'Phantom of the Opera’ to close on Broadway as pandemic fallout continues
Theater staged a pandemic comeback, but audiences didn’t get the memo.
Nearly a year after Broadway raised its curtains — marking an end to more than 18 months of COVID closures — one of its most storied shows announced it will go dark for good.
“Phantom of the Opera,” the longest-running show in Broadway history, plans to stage its final performance in February. The not entirely unexpected move marks an end to 35 years at the Majestic Theatre, and an era in which many adult theatergoers could not imagine Broadway without the iconic marquee’s white mask and red rose.
Like many shows across the country, “Phantom” could not summon back the audiences that sustained it before brutal pandemic closures drained the lifeblood out of the industry. Contradictory messaging around masking in theaters, continuing COVID-related cancellations and a stubborn pattern of audiences sticking close to home combined to create a perilous landscape for the performing arts.
Many arts leaders reported that, try as they might, very few shows — short of pop-cultural phenomenons like “Hamilton” — were drawing the kinds of crowds that could fill coffers in the long term. “Phantom” couldn’t keep up in this harsh new environment, with the New York Post reporting that the show was losing about $1 million per month since its reopening last October.
The show’s website features a pop-up page announcing the news and confirming that the last performance will be on Saturday, Feb. 18. “Phantom” will celebrate its 35th anniversary in January.
“The Phantom of the Opera” opened in 1988 and has played more than 13,700 performances. The Andrew Lloyd Webber musical, with lyrics by Charles Hart and a book by Webber and Richard Stilgoe, is based on the 1910 eponymous French novel by Gaston Leroux. The Gothic melodrama follows a soprano who is pursued by a masked musician who lives in the candle-lighted underworld of chambers beneath the Paris Opera House.

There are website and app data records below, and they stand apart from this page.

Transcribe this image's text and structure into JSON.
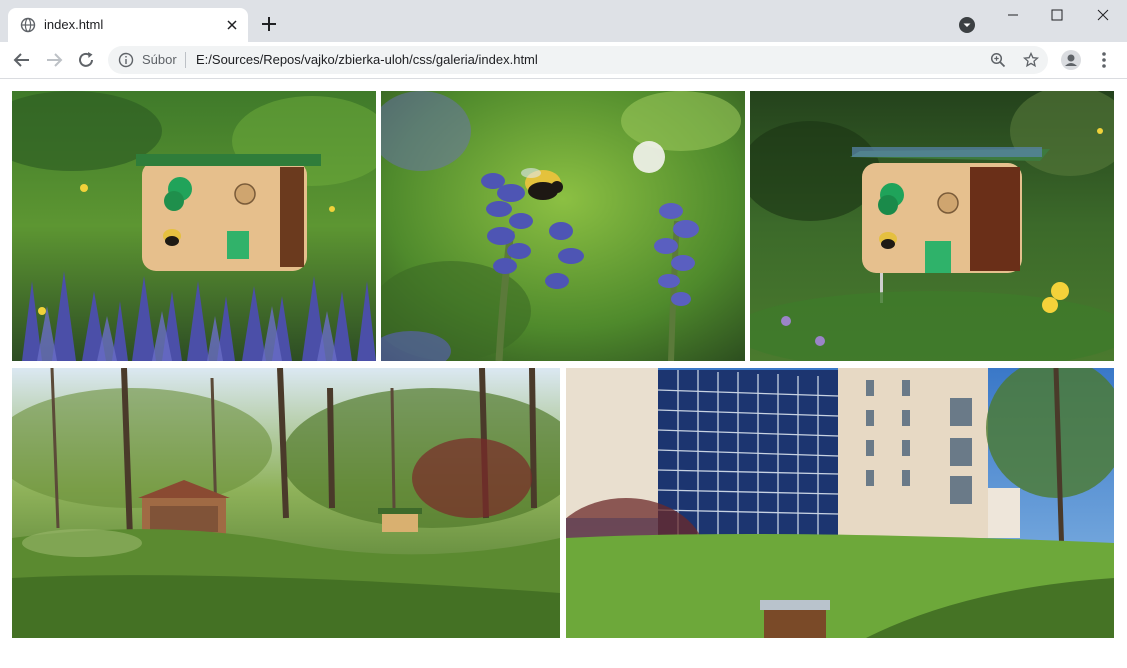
{
  "browser": {
    "tab_title": "index.html",
    "chip_label": "Súbor",
    "url": "E:/Sources/Repos/vajko/zbierka-uloh/css/galeria/index.html"
  },
  "gallery": {
    "photos": [
      {
        "subject": "bee-house-in-bugle-flowers"
      },
      {
        "subject": "bumblebee-on-bugle-flower"
      },
      {
        "subject": "bee-house-in-meadow"
      },
      {
        "subject": "park-with-gazebo-and-bee-house"
      },
      {
        "subject": "university-building-with-bee-house"
      }
    ]
  },
  "colors": {
    "tabstrip": "#dee1e6",
    "omnibox": "#f1f3f4",
    "accent_green": "#2e7d32"
  }
}
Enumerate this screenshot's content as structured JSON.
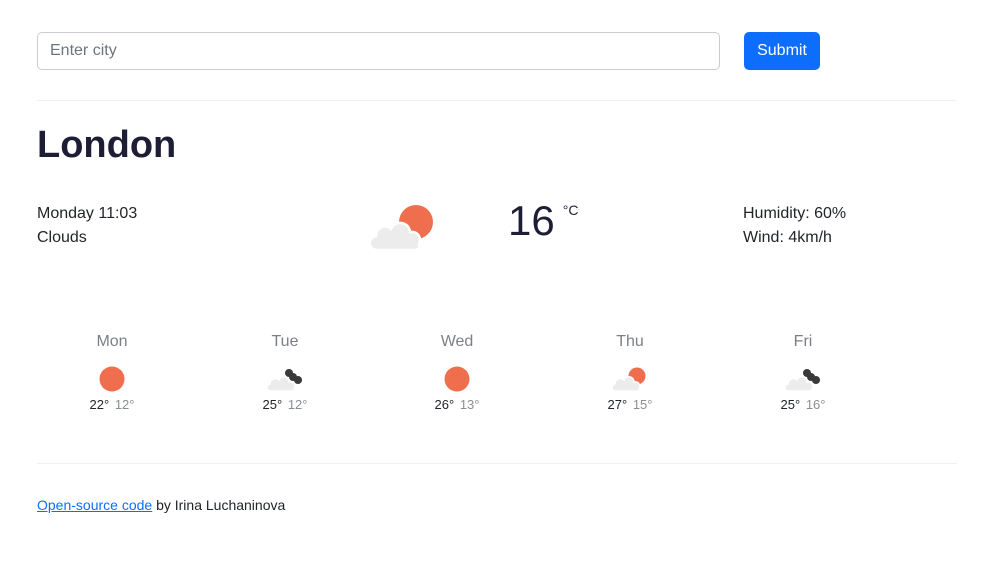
{
  "search": {
    "placeholder": "Enter city",
    "value": "",
    "submit_label": "Submit"
  },
  "current": {
    "city": "London",
    "datetime": "Monday 11:03",
    "description": "Clouds",
    "icon": "sun-behind-cloud-icon",
    "temperature": "16",
    "unit": "°C",
    "humidity": "Humidity: 60%",
    "wind": "Wind: 4km/h"
  },
  "forecast": [
    {
      "day": "Mon",
      "icon": "sun-icon",
      "max": "22°",
      "min": "12°"
    },
    {
      "day": "Tue",
      "icon": "dark-clouds-icon",
      "max": "25°",
      "min": "12°"
    },
    {
      "day": "Wed",
      "icon": "sun-icon",
      "max": "26°",
      "min": "13°"
    },
    {
      "day": "Thu",
      "icon": "sun-behind-cloud-icon",
      "max": "27°",
      "min": "15°"
    },
    {
      "day": "Fri",
      "icon": "dark-clouds-icon",
      "max": "25°",
      "min": "16°"
    }
  ],
  "footer": {
    "link_text": "Open-source code",
    "suffix": " by Irina Luchaninova"
  },
  "colors": {
    "accent": "#0d6efd",
    "sun": "#ee6e4d",
    "cloud": "#ececec",
    "dark_cloud": "#3a3a3a"
  }
}
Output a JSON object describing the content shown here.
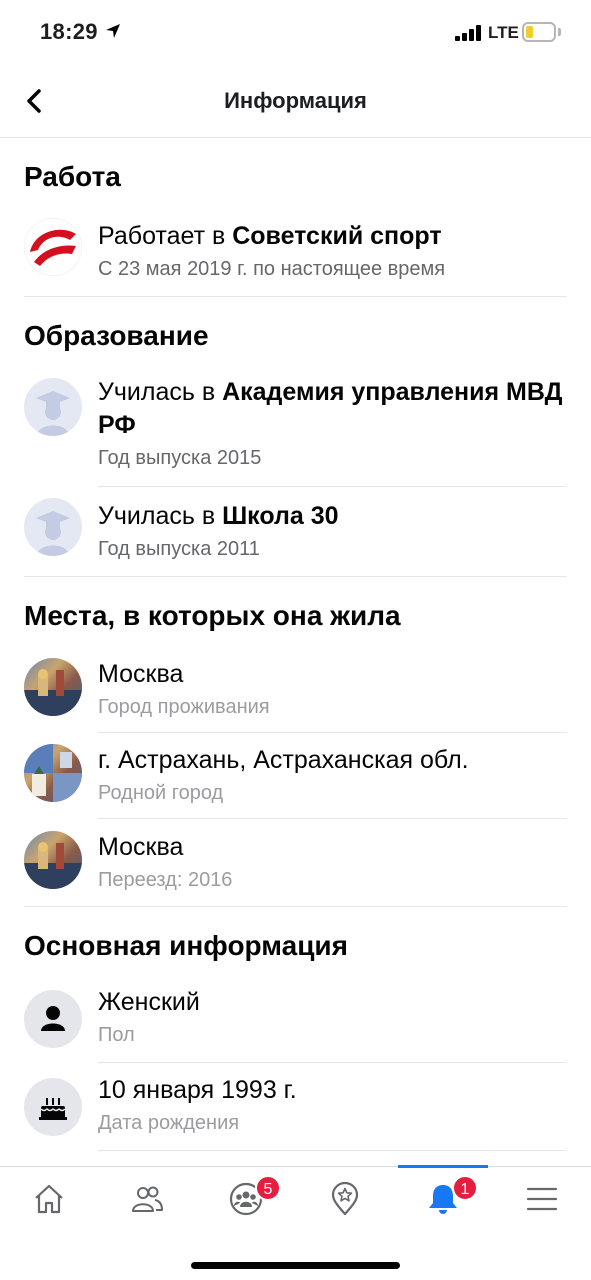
{
  "status_bar": {
    "time": "18:29",
    "network": "LTE",
    "battery_level": 0.25
  },
  "header": {
    "title": "Информация"
  },
  "sections": {
    "work": {
      "title": "Работа",
      "items": [
        {
          "prefix": "Работает в ",
          "name": "Советский спорт",
          "detail": "С  23 мая 2019 г. по настоящее время",
          "icon": "company-logo-icon"
        }
      ]
    },
    "education": {
      "title": "Образование",
      "items": [
        {
          "prefix": "Училась в ",
          "name": "Академия управления МВД РФ",
          "detail": "Год выпуска 2015",
          "icon": "graduation-cap-icon"
        },
        {
          "prefix": "Училась в ",
          "name": "Школа 30",
          "detail": "Год выпуска 2011",
          "icon": "graduation-cap-icon"
        }
      ]
    },
    "places": {
      "title": "Места, в которых она жила",
      "items": [
        {
          "name": "Москва",
          "detail": "Город проживания",
          "icon": "city-photo-icon"
        },
        {
          "name": "г. Астрахань, Астраханская обл.",
          "detail": "Родной город",
          "icon": "city-photo-icon"
        },
        {
          "name": "Москва",
          "detail": "Переезд: 2016",
          "icon": "city-photo-icon"
        }
      ]
    },
    "basic": {
      "title": "Основная информация",
      "items": [
        {
          "name": "Женский",
          "detail": "Пол",
          "icon": "person-icon"
        },
        {
          "name": "10 января 1993 г.",
          "detail": "Дата рождения",
          "icon": "birthday-cake-icon"
        }
      ]
    }
  },
  "tab_bar": {
    "tabs": [
      {
        "name": "home",
        "icon": "home-icon",
        "badge": ""
      },
      {
        "name": "friends",
        "icon": "friends-icon",
        "badge": ""
      },
      {
        "name": "groups",
        "icon": "groups-icon",
        "badge": "5"
      },
      {
        "name": "places",
        "icon": "location-star-icon",
        "badge": ""
      },
      {
        "name": "notifications",
        "icon": "bell-icon",
        "badge": "1",
        "active": true
      },
      {
        "name": "menu",
        "icon": "menu-icon",
        "badge": ""
      }
    ],
    "active_color": "#1877f2",
    "badge_color": "#e41e3f"
  }
}
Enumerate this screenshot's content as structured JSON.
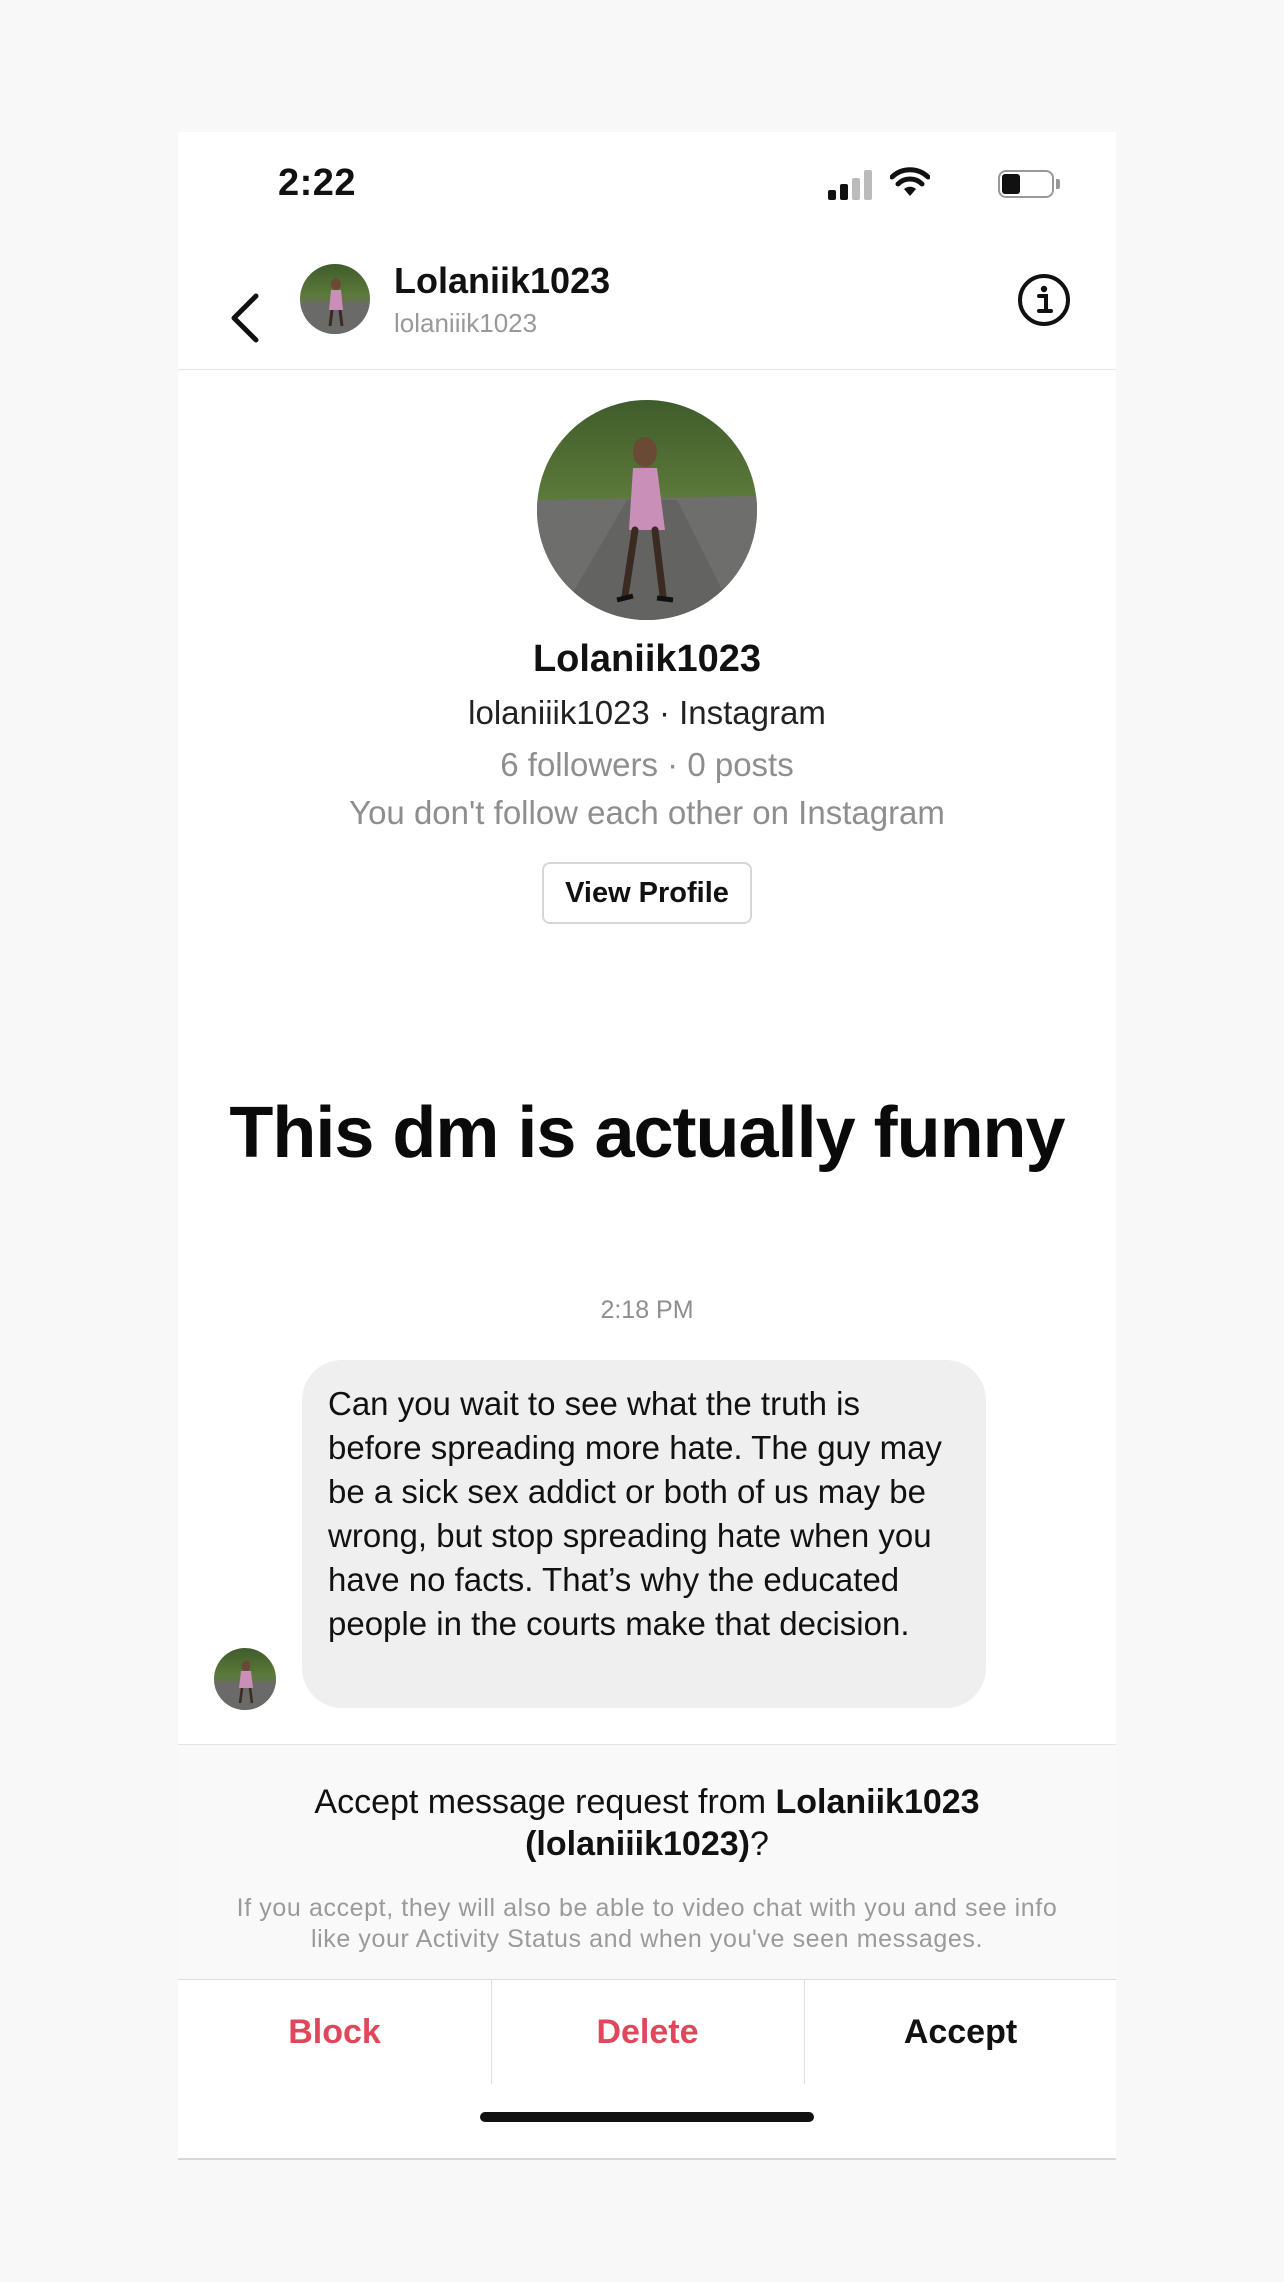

The show, while not always lauded by critics, became a beloved staple of Broadway, winning seven Tony Awards the year it opened, including best musical. Since then, according to numbers compiled by the Broadway League and reported by the New York Times, the show has been seen on Broadway by 19.8 million people, and grossed $1.3 billion.